“The widespread propaganda that illegal drugs are ‘deadly poisons’ is a hoax,” he claims. “There is little or no medical evidence of long-term ill effects from sustained, moderate consumption of uncontaminated marijuana, cocaine or heroin. If these substances—most of them have been consumed in large quantities for centuries—were responsible for any chronic, progressive or disabling diseases, they certainly would have shown up in clinical practice and/or on the autopsy table.”
He goes on to call out the media for our portrayal of drug users. “Media focus on the ‘junkie’ has generated a mistaken impression that all users of illegal drugs are devastated by their habit. Simple arithmetic demonstrates that the small population of visible addicts must constitute only a fraction of the $150 billion per year illegal drug market. This industry is so huge that it necessarily encompasses a very large portion of the ordinary population, who are typically employed, productive, responsible and not significantly impaired from leading conventional lives. These drug users are not addicts, just as the vast majority of alcohol users are not alcoholics.”

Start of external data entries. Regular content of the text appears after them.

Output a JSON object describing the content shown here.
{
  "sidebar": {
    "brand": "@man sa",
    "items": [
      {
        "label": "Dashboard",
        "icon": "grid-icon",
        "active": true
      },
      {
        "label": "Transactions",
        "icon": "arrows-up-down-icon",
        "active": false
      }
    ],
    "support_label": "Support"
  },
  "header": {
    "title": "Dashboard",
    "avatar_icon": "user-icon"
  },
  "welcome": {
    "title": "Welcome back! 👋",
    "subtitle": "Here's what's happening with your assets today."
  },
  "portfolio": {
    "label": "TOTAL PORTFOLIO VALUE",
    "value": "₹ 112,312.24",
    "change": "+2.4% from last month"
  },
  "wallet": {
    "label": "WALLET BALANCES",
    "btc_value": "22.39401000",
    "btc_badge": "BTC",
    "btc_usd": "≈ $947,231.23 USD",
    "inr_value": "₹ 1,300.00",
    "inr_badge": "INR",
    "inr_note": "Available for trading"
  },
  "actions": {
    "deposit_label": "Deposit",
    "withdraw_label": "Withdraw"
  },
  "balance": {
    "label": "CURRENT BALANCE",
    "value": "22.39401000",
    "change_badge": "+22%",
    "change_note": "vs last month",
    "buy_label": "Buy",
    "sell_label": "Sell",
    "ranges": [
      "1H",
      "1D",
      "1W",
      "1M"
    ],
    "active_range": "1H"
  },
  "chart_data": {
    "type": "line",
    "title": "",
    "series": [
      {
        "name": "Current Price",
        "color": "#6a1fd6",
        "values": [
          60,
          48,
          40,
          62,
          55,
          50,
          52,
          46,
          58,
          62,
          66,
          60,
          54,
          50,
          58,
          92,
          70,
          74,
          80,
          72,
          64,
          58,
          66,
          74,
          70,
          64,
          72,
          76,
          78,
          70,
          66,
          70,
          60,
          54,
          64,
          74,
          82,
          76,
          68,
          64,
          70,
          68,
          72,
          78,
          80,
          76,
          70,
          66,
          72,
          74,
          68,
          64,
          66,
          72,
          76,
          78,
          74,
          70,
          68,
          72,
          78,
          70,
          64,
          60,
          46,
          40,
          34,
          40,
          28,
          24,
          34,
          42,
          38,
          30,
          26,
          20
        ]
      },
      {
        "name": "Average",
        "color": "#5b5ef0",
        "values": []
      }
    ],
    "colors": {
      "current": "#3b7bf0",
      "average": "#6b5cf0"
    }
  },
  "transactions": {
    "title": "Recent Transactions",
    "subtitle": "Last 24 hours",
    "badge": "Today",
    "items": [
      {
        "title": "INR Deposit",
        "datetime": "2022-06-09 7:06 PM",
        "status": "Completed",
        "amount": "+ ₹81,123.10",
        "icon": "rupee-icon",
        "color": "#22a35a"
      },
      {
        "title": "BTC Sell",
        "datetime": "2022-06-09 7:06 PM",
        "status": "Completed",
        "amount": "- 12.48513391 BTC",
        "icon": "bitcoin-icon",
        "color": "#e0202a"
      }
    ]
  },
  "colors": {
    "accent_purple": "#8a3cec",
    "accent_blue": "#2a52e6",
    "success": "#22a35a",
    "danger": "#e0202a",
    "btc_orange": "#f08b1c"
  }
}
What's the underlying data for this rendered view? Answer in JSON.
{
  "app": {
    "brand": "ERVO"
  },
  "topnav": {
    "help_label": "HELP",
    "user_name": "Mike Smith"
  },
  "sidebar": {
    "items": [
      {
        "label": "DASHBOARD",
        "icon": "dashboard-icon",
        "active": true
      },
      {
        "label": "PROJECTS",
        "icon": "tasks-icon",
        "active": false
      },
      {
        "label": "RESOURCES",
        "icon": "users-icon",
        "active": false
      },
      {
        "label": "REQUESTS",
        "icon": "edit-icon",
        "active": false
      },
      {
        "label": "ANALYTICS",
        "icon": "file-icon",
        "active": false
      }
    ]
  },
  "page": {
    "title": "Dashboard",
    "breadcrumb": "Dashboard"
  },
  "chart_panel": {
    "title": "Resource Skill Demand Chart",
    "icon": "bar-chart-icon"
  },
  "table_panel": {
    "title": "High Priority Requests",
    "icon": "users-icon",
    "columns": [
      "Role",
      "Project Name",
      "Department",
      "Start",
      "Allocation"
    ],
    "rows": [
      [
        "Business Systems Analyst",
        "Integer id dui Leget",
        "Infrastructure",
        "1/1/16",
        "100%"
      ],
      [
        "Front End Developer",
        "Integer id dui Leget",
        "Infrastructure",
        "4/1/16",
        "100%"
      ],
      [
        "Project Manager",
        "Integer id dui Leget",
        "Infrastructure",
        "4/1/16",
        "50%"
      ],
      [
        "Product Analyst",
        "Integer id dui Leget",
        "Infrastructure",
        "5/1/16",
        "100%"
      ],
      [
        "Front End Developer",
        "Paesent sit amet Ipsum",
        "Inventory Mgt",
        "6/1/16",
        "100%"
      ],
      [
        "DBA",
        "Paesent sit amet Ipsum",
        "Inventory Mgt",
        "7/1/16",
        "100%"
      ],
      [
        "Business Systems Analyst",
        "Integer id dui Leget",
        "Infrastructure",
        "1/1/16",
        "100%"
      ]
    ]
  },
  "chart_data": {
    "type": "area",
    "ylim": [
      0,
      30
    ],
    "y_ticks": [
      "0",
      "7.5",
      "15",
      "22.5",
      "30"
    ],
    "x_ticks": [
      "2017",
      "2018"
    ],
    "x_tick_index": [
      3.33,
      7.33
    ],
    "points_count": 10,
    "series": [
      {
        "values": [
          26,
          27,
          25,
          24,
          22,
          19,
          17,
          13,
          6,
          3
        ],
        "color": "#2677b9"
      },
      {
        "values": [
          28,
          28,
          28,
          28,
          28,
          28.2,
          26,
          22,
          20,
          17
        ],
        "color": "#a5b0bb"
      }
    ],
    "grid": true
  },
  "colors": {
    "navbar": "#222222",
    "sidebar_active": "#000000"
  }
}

The final piece of the legalization puzzle is purely economic.
After seeing the state coffers getting fuller in Colorado, many lawmakers and tax-weary citizens are swayed by the promise of the large tax revenue legalization might generate, as well as the ever-increasing price tags associated with the War on Drugs.
Billions of dollars have been spent since Nixon launched the war, money that a growing number of people from all walks of life feel has been almost or completely wasted.
Is Colorado the first domino to fall in a line of 49 other dominoes leading to a nationwide acceptance of marijuana? Or is this just an isolated outlier? Five years ago, I would said it was an outlier. Today, who knows?
But don’t expect me to be all that surprised if in five years when I revisit this topic, I’ll be writing about the few holdout states instead.